EXERCISE INPUTS:
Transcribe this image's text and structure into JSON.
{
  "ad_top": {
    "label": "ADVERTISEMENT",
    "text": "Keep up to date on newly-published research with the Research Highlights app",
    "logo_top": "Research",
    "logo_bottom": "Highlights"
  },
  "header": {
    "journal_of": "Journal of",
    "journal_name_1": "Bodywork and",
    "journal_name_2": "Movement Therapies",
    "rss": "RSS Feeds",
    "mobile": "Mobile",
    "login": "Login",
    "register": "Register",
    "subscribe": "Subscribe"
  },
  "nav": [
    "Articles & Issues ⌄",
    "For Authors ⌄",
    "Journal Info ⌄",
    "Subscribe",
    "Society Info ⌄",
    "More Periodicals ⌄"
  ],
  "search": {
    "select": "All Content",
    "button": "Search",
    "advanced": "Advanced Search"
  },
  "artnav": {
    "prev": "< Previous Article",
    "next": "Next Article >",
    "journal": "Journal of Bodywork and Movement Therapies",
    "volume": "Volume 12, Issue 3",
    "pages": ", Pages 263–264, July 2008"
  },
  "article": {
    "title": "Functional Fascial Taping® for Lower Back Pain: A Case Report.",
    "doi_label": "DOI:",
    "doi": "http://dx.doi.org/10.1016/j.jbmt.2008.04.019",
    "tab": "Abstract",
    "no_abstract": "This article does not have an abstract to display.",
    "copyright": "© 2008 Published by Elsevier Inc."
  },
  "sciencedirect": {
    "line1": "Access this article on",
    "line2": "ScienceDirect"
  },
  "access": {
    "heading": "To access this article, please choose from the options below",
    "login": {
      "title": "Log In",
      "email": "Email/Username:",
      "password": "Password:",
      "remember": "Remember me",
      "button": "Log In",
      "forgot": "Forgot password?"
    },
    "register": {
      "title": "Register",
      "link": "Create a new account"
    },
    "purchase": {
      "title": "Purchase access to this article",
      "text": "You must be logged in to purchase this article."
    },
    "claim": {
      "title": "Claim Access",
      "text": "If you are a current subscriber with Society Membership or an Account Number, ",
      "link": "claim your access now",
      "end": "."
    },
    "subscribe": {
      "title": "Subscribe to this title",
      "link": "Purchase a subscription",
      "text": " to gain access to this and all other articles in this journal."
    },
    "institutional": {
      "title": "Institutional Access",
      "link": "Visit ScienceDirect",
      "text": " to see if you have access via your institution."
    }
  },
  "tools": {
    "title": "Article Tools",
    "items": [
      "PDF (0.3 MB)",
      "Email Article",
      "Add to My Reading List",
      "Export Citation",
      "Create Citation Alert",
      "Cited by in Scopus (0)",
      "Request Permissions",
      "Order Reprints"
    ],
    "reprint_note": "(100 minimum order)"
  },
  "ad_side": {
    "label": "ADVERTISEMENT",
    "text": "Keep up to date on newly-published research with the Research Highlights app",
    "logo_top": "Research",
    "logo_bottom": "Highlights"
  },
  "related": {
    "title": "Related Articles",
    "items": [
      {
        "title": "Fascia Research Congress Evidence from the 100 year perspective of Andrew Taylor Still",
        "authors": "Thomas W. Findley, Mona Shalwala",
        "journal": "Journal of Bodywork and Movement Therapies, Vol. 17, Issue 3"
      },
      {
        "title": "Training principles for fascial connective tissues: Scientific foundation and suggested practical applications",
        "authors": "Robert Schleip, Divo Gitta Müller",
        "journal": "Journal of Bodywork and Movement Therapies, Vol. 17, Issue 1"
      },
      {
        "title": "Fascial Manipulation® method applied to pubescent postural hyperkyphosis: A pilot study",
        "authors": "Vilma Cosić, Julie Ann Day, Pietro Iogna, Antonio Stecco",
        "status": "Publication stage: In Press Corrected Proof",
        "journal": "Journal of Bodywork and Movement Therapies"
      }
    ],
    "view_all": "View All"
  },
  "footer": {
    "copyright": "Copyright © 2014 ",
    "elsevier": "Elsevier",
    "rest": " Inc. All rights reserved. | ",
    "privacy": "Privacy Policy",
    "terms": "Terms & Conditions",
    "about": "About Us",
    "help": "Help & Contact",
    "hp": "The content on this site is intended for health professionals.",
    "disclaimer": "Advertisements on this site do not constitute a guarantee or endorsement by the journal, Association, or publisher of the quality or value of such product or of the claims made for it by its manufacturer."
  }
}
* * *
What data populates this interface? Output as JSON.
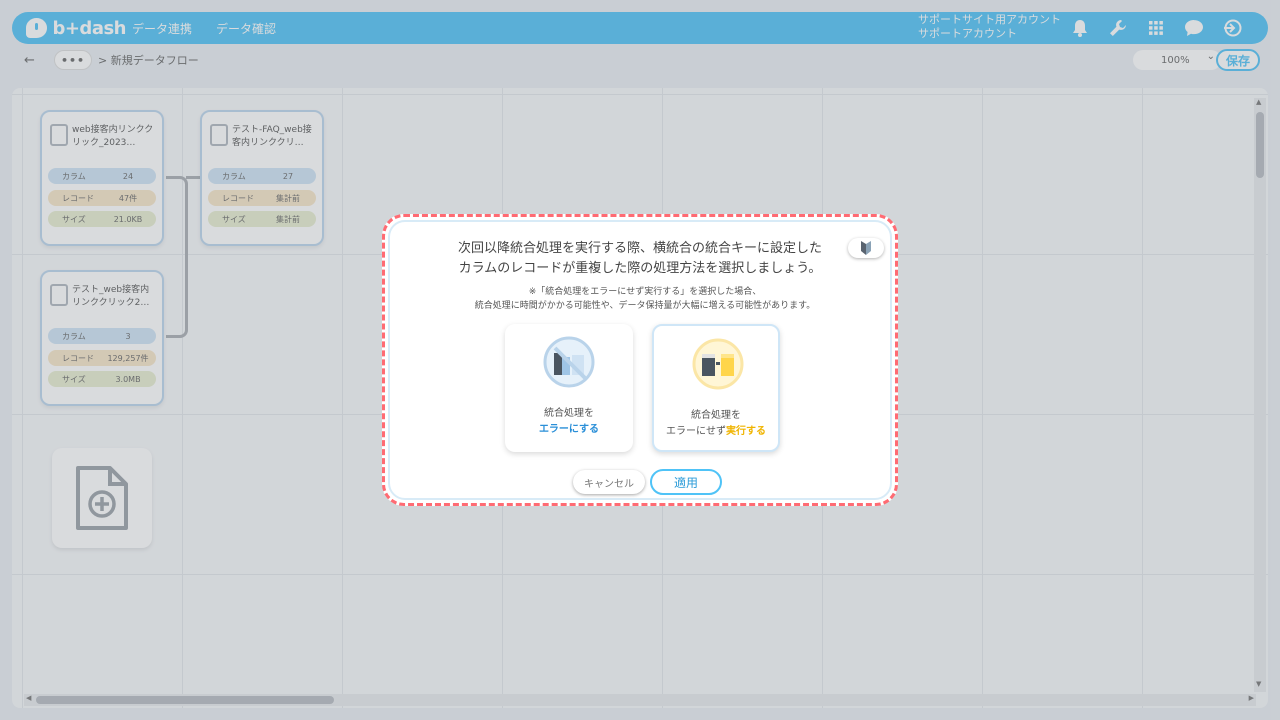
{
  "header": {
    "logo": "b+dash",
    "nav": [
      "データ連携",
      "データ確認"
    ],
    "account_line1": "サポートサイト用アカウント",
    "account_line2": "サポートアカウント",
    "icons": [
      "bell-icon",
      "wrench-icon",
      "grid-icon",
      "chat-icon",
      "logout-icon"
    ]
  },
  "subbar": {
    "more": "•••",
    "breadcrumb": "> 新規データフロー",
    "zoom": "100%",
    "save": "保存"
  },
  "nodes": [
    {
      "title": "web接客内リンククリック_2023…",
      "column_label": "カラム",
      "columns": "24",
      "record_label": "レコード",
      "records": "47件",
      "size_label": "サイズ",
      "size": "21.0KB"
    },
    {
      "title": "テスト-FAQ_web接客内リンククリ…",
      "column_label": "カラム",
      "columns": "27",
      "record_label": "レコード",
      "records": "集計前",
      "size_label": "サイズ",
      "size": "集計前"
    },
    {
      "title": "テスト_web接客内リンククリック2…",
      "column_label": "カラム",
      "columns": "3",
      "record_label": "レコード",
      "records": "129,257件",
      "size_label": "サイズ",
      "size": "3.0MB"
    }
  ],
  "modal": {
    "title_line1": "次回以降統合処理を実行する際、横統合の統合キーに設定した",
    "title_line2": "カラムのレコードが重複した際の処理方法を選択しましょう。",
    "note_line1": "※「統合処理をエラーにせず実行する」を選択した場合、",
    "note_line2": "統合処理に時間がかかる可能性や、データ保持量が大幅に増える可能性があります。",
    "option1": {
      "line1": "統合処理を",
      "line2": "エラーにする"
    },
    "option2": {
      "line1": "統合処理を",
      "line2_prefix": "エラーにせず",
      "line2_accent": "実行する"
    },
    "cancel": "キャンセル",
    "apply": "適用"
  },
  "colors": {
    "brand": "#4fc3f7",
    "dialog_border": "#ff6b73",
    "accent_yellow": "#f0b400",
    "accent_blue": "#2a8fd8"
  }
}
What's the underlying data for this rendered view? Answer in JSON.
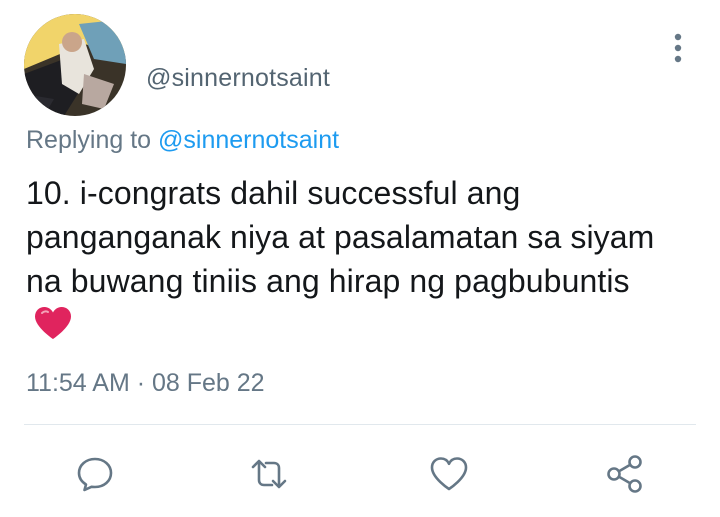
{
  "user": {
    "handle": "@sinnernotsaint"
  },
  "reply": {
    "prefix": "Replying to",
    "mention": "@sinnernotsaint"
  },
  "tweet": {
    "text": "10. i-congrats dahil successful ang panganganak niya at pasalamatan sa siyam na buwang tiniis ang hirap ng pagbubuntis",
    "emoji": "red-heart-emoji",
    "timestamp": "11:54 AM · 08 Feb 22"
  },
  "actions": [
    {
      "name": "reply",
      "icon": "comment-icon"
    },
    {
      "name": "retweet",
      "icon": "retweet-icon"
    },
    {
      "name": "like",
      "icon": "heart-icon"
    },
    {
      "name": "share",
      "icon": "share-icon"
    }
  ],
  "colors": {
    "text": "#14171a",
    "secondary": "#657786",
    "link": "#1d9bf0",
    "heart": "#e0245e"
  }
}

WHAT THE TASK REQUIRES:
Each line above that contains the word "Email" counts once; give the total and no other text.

RESPONSE:
2